355. Memorandum of Conversation1


  • F-4 Agreement


  • Israeli Side
    • Israeli Ambassador to the U.S.—Ambassador Rabin
    • Deputy Commander IAF—B/General Peled
    • Defense and Armed Force Attache—B/General David Carmon
  • United States Side
    • Assistant Secretary of Defense (ISA)—Paul C. Warnke
    • Deputy Assistant Secretary of Defense (NESA)—Harry H. Schwartz
    • Deputy Director, Near East & South Asia Region, ISA—Robert J. Murray

Ambassador Rabin said he had called to review the status of the F-4 agreement. He said that the political side was finished with his exchange of letters with Mr. Warnke.2 The negotiations with Mr. Schwartz are also finished. Ambassador Rabin asked if they may start tomorrow to develop a letter of offer. Mr. Schwartz said that they could.

Ambassador Rabin said that the answer on financing had been given to Mr. Kuss;3 Israel would only take government credit. Rabin said: “If someone asks why our reserves in the United States go down, this is it.” General Carmon said that the overall package would cost about $300 million. Some of this would be on credit with the remainder a “dependable undertaking.”

Mr. Schwartz said he had just learned that Israel had decided to buy 6 RF4C aircraft now and, working with the company, have the engines changed to make it compatible with the F-4Es. General Peled confirmed that this was their decision.

Ambassador Rabin said there was still one problem: early deliveries. Mr. Warnke said that we had done our work and sent the facts to the President. He said that the decision rests with the White House. Ambassador Rabin observed that there were two aspects: political and technical. He said the President would of course decide the political. He asked, however, whether Mr. Warnke could tell him whether early [Page 706] deliveries were possible on the technical side. Mr. Warnke said anything was possible; it was a question of whether it was desirable.

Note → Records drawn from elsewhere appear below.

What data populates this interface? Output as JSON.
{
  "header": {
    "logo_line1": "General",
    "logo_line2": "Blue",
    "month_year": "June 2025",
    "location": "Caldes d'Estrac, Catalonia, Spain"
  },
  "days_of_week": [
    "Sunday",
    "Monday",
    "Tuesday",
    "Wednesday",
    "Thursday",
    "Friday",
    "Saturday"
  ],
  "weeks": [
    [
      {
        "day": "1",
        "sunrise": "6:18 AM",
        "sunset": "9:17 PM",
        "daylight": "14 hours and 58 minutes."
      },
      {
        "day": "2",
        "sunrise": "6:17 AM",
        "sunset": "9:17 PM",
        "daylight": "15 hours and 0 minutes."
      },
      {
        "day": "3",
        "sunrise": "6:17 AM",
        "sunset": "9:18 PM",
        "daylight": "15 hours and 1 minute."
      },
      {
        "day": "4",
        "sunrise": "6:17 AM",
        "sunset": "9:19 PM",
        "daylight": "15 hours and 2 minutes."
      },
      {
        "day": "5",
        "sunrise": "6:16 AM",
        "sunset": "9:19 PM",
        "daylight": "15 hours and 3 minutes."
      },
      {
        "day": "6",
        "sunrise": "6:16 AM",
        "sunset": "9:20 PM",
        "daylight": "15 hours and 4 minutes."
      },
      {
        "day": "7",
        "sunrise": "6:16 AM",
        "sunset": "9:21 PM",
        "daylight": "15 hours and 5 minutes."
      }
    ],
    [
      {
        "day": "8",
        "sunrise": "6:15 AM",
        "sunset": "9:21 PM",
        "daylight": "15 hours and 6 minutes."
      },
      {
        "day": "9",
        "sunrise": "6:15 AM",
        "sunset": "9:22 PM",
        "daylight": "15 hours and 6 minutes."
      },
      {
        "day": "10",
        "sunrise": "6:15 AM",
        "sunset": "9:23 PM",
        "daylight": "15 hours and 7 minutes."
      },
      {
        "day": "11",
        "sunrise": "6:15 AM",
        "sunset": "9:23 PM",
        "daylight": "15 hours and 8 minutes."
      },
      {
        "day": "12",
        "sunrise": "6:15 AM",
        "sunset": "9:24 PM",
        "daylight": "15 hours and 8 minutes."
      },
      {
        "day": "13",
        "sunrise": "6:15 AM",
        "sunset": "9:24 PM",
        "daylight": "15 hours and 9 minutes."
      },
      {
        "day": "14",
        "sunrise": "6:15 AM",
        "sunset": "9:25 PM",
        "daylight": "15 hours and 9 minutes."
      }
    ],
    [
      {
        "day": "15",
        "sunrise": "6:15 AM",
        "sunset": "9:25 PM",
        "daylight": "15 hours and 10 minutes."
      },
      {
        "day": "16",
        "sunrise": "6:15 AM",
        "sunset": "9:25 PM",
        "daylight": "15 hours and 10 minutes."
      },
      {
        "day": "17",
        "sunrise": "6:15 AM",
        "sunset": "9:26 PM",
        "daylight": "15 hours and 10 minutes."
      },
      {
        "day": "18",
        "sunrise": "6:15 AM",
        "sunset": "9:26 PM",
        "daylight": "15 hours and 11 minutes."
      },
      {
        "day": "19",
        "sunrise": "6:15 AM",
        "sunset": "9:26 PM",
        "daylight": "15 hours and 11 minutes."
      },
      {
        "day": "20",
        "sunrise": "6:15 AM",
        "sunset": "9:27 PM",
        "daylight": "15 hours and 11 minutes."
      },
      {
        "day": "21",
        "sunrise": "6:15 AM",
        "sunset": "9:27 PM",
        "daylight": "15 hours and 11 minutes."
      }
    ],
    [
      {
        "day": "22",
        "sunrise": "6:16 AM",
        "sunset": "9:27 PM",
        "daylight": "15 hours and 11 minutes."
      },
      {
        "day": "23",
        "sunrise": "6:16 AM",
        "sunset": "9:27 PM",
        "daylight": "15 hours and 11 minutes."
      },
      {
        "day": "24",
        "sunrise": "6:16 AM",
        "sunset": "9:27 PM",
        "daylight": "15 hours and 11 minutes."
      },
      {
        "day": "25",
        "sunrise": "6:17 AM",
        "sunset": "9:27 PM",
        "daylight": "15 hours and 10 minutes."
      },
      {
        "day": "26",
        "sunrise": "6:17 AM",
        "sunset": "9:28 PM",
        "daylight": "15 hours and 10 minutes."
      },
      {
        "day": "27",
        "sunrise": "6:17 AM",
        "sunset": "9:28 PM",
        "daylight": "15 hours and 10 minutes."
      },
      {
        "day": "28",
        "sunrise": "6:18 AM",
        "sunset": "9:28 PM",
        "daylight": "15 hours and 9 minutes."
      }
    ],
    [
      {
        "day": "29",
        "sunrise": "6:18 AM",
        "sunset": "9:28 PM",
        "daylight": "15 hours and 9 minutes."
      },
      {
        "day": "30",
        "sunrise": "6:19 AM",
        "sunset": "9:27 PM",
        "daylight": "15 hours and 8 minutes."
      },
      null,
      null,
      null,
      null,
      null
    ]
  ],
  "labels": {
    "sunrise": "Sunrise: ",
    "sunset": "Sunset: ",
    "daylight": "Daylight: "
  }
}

General Peled said that he had talked with everyone he could in the Air Force about how the IAF would handle early deliveries. He complained that the USAF people would not engage him in a discussion—they just listened. Peled asked whether we thought he had been convincing. Mr. Warnke said he did not appear to have convinced the Air Force. He said that while General Peled’s sincerity in pleading his case was not at all doubted, it was a difference of professional judgment. General Peled asked if he may talk further with the Air Force people. Mr. Warnke replied that he could and that General Larson was the man to talk to. Mr. Warnke said that it would be the President who made the decision, in any case.

General Carmon suggested that a draft letter of offer be completed for General Peled to take back to Israel with him. Israel could then make decisions and these decisions could be communicated to the United States after the holidays. Mr. Warnke agreed.

Ambassador Rabin raised the question of publicity and said, somewhat unhappily, that he presumed that we wanted to continue to say the same thing as before. Mr. Warnke said yes. We would say only that negotiations were continuing. Mr. Schwartz suggested this was a matter primarily for the Department of State.

Ambassador Rabin asked Mr. Warnke if he would like to sign the agreement in Israel. Mr. Warnke said he would like to very much but was not sure he would be able to do so.

  1. Source: Washington National Records Center, RG 330, OSD Files: FRC 91-0017, Israel 452 (Sen). Secret; Sensitive. Drafted by Murray on December 21 and approved by Schwartz. The meeting was held in Warnke’s office.
  2. See footnote 3, Document 332, and Document 333.
  3. Henry J. Kuss, Jr., Deputy Assistant Secretary of Defense for International Logistics Negotiations.